**Exercise:**
For the entries that follow, report how many lines include the word "Access" and add nothing.

**Listed entries:**
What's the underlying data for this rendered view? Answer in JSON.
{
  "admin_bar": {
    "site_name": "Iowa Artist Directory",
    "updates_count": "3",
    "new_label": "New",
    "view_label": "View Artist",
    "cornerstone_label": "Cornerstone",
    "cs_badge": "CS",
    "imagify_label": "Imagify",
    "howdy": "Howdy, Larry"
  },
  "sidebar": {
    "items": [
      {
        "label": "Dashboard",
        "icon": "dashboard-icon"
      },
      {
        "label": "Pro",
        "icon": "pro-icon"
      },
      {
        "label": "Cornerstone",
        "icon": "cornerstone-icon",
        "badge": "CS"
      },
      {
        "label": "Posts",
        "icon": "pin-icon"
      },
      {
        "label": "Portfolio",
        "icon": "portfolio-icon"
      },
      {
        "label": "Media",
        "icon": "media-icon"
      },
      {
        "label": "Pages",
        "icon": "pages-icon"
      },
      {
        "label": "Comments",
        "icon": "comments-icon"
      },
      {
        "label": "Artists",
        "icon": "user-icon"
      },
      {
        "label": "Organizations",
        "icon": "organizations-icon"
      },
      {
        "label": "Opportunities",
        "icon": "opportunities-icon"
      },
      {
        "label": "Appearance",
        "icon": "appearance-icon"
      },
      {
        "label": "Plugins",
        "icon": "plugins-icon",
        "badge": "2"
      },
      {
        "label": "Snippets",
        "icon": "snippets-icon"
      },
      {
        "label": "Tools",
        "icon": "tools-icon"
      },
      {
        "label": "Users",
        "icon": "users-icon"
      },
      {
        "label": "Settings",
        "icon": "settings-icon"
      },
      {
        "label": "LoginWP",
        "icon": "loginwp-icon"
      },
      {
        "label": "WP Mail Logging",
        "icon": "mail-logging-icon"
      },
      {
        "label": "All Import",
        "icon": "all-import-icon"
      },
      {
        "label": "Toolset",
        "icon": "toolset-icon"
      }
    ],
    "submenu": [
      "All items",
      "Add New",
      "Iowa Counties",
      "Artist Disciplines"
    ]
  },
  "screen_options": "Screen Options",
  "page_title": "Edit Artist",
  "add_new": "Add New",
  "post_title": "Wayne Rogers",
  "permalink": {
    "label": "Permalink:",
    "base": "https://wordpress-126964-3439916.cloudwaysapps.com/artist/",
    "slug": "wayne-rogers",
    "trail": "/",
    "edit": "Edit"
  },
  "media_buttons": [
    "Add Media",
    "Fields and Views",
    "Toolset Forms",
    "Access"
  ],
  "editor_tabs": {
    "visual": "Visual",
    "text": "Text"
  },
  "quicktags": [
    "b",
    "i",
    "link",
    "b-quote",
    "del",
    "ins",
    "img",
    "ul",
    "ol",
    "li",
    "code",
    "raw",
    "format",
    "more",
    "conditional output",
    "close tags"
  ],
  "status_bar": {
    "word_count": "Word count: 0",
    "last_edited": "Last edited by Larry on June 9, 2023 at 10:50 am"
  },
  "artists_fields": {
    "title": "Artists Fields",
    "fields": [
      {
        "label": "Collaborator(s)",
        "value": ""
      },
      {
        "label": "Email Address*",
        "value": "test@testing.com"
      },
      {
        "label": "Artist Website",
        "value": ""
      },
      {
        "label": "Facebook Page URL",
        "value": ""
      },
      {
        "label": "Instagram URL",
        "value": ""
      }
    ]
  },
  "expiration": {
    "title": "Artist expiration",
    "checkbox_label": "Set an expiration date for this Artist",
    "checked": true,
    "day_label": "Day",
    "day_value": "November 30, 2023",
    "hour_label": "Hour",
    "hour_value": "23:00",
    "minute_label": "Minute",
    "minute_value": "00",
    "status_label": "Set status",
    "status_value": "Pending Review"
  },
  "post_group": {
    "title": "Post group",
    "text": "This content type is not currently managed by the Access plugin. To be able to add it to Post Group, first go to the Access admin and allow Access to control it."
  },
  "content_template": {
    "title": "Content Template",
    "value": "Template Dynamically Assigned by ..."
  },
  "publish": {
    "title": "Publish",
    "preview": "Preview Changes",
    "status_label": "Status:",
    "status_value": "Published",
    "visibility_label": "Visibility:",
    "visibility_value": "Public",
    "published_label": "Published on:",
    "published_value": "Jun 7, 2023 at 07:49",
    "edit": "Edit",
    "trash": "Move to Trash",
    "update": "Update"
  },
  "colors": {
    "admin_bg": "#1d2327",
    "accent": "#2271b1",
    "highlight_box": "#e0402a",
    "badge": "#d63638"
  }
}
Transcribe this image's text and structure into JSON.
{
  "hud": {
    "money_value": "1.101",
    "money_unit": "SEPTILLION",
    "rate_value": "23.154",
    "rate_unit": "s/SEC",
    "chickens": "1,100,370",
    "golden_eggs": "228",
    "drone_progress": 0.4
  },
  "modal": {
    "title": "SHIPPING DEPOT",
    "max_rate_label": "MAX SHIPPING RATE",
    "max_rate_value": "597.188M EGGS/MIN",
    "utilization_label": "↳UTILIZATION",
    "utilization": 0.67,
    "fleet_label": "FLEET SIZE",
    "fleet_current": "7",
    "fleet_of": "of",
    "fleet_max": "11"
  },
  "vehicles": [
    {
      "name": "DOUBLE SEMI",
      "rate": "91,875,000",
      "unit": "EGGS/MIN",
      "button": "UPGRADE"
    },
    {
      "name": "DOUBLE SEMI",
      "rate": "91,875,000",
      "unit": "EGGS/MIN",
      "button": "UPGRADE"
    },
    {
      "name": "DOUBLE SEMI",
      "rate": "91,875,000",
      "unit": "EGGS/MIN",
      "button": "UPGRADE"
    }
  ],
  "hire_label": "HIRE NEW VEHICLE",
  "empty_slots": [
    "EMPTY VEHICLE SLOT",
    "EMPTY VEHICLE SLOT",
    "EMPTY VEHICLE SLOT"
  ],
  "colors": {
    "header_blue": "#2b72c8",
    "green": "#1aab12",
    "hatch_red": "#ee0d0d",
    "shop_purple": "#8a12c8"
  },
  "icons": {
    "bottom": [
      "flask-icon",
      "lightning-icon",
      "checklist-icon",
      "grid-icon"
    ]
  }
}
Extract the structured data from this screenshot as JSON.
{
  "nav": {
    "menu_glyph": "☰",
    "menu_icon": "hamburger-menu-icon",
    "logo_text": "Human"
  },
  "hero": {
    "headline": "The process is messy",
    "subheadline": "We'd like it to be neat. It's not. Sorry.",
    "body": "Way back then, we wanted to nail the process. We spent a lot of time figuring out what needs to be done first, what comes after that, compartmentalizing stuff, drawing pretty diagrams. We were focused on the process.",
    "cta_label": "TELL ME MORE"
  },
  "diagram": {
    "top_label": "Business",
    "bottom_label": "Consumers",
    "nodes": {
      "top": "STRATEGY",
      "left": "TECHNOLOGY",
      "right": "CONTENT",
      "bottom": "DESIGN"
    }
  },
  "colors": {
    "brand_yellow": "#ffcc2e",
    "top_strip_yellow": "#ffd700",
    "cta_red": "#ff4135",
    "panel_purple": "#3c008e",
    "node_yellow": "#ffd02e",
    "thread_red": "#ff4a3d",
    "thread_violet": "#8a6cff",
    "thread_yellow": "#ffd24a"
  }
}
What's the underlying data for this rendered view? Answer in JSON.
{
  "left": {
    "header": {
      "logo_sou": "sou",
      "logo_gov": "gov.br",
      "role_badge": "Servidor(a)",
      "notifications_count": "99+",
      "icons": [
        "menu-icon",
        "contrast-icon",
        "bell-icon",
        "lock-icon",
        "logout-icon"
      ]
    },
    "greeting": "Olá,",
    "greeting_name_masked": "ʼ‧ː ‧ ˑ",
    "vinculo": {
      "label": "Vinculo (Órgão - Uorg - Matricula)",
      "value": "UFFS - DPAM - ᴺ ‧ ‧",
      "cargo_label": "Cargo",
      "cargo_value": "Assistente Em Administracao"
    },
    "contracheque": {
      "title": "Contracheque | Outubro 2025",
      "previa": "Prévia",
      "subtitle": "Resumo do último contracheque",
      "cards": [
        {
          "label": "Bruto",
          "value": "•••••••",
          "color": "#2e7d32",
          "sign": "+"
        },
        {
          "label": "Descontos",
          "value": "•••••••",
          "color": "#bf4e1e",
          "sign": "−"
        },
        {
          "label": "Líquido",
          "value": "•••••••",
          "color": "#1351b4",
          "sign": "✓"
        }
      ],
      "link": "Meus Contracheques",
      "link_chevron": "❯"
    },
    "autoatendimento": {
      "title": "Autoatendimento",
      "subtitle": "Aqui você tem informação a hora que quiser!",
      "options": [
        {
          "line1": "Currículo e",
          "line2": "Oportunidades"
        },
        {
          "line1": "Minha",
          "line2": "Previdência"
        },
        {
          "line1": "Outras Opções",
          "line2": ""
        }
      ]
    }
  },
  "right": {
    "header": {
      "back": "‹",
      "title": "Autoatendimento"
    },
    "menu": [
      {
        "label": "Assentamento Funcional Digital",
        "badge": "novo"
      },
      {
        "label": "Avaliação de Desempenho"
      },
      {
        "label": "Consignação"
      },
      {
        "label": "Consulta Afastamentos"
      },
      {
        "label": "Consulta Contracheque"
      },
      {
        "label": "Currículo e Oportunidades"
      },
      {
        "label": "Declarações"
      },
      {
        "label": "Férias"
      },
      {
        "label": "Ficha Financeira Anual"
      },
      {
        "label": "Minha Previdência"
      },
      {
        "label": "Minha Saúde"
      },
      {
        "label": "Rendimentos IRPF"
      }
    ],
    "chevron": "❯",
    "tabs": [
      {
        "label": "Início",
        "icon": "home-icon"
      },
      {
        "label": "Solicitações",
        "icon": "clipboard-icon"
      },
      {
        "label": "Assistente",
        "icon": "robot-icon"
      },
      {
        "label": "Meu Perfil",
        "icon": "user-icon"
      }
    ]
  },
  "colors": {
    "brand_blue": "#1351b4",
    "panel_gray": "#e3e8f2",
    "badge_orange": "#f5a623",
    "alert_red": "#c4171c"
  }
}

**Task result:**
2